    When I was younger, I had trouble with my speech - I simply couldn't pronounce certain words and letters - and so had to have intensive speech therapy to correct the problem. Whether that issue was down to verbal dyspraxia or not, I don't know, but it was still incredibly frustrating - and hard work to correct, although I'm so grateful to my speech therapist for teaching me how to almost completely remove the problem (I have a minor lisp and stutter, but barely noticeable).

    After I started learning BSL, I came up against my dyspraxia as I tried to coordinate my arms in creating the signs . For a while, it almost felt as if I had a "sign stutter", as my arms would occasionally not work in time with my head, and I had to repeat the sign in order to make sure it was clear.

    In all honesty, BSL has been a huge help to my arm coordination. When I realised the problem, I began tackling it almost in the same way as my speech therapist had done with my verbal issues, although I didn't realise I was doing it. I practised the same signs over and over again, making them smoother and faster; this, of course, had the added benefit of improving my sign retention as well as making it look a lot more "natural" - that is, as if I didn't have dyspraxia!

    I do still struggle with it; wherever possible, I try and rehearse what I'm going to sign in my head before I do it, just so I can try and make sure my arm movements are as fluid as possible. It doesn't always work, though, and my "sign stutter" does still come back! With practice, though, I suspect that will reduce, as did my verbal speech problems.

    It's ironic; I never suspected that BSL would help me quite so much. I'd started learning the language because I was fascinated by its beauty and how it would open up communication with a group of people in society who I'd never felt able to get close to before. Now, however, nearly a year on, I've learnt so much more about myself as well; how my dyspraxia works ... and how, in certain contexts, I can learn to control and overcome it to be a more effective signer.

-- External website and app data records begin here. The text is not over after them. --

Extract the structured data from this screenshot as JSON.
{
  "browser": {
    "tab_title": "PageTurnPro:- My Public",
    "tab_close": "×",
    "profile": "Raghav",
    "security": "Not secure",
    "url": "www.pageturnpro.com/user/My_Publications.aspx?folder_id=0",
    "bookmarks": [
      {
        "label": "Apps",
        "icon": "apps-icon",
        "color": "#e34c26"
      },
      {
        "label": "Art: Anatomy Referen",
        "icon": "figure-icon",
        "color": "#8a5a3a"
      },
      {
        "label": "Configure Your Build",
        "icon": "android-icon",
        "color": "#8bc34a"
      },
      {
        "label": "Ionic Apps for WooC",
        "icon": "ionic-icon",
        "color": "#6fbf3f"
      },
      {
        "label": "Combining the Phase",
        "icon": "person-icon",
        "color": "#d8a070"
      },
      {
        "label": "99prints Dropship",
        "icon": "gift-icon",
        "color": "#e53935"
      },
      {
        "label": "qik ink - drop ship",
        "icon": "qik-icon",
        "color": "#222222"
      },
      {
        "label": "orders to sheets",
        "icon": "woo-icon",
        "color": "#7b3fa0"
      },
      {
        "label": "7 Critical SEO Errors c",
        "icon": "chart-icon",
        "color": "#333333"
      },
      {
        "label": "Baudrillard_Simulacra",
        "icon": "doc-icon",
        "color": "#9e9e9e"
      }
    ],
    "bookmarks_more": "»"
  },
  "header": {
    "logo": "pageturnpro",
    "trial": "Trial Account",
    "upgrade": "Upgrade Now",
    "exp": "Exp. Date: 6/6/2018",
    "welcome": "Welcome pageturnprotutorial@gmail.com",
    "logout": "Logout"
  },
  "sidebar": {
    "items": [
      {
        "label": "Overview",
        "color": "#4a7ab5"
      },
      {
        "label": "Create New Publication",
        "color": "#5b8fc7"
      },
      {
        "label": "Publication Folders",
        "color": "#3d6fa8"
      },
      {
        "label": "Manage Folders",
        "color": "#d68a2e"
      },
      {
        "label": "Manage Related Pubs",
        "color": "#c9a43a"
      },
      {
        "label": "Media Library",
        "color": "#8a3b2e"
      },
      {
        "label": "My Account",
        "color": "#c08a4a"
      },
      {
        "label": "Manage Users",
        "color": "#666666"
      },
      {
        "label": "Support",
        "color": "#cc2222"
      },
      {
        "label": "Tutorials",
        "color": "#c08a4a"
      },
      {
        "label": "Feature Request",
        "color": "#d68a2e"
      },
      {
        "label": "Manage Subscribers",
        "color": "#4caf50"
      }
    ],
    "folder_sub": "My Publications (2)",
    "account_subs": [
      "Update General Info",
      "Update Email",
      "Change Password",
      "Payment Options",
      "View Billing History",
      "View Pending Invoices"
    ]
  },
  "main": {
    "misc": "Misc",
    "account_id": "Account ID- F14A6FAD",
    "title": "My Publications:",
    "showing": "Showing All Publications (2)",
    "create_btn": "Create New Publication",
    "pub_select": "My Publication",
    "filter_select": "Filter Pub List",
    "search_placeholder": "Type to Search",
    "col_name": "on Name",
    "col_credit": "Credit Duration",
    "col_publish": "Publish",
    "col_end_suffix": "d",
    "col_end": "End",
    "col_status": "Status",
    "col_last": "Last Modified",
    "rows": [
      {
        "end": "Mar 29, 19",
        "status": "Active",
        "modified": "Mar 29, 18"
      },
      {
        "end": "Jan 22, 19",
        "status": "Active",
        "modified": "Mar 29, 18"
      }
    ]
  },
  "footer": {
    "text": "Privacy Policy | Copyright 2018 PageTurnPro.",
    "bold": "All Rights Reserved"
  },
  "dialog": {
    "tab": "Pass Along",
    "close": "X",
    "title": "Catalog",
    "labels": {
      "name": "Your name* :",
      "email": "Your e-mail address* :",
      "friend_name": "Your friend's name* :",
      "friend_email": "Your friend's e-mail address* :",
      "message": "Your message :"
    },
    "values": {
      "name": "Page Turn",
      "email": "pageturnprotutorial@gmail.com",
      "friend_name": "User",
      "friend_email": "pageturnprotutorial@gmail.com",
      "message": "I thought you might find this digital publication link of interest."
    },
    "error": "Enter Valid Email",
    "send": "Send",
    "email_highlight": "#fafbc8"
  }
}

    I certainly never thought BSL and dyspraxia would have those sorts of links. Shows how wrong I could be - and how learning new things can often increase your confidence in the most unexpected of ways. Never be frightened of trying something new - you never know where it might take you!